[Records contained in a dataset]
· · · ·
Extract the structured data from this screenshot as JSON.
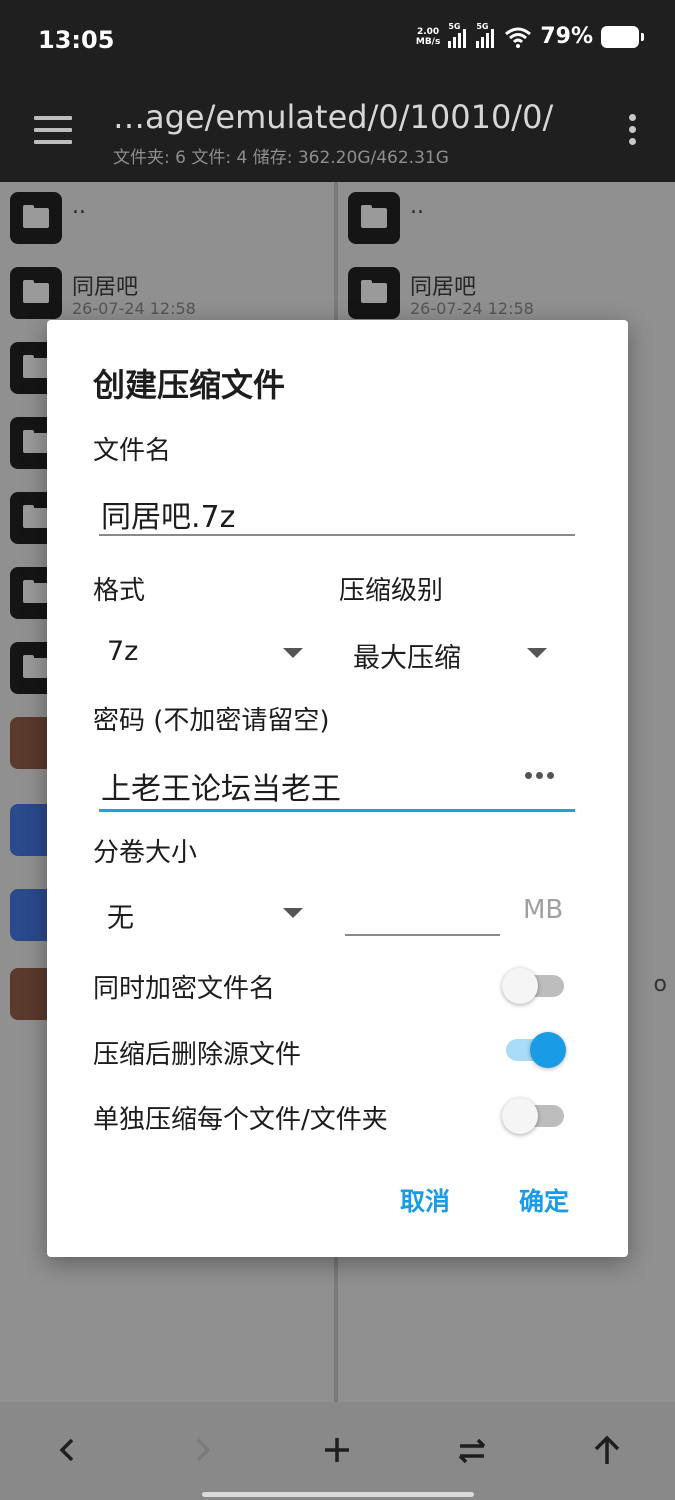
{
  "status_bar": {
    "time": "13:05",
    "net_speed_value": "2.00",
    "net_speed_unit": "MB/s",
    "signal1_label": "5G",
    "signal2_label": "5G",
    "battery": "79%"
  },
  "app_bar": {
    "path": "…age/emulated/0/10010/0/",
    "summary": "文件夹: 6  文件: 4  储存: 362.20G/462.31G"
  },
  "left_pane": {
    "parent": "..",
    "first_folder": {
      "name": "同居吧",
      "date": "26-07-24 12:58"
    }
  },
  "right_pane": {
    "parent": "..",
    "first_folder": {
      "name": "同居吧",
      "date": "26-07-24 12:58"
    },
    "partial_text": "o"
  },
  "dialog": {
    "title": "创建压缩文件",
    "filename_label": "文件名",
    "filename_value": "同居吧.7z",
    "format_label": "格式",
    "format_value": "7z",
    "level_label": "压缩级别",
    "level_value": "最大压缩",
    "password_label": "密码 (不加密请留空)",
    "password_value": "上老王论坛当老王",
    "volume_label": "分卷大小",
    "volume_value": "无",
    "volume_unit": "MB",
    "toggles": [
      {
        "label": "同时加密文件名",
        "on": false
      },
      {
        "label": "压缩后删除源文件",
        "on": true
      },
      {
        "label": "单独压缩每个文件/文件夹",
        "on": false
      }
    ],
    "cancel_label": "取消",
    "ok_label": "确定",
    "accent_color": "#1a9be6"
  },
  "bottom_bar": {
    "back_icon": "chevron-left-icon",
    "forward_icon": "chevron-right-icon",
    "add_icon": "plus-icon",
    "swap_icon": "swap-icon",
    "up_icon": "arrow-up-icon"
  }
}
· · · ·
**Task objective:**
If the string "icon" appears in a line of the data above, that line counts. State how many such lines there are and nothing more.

**Your solution:**
5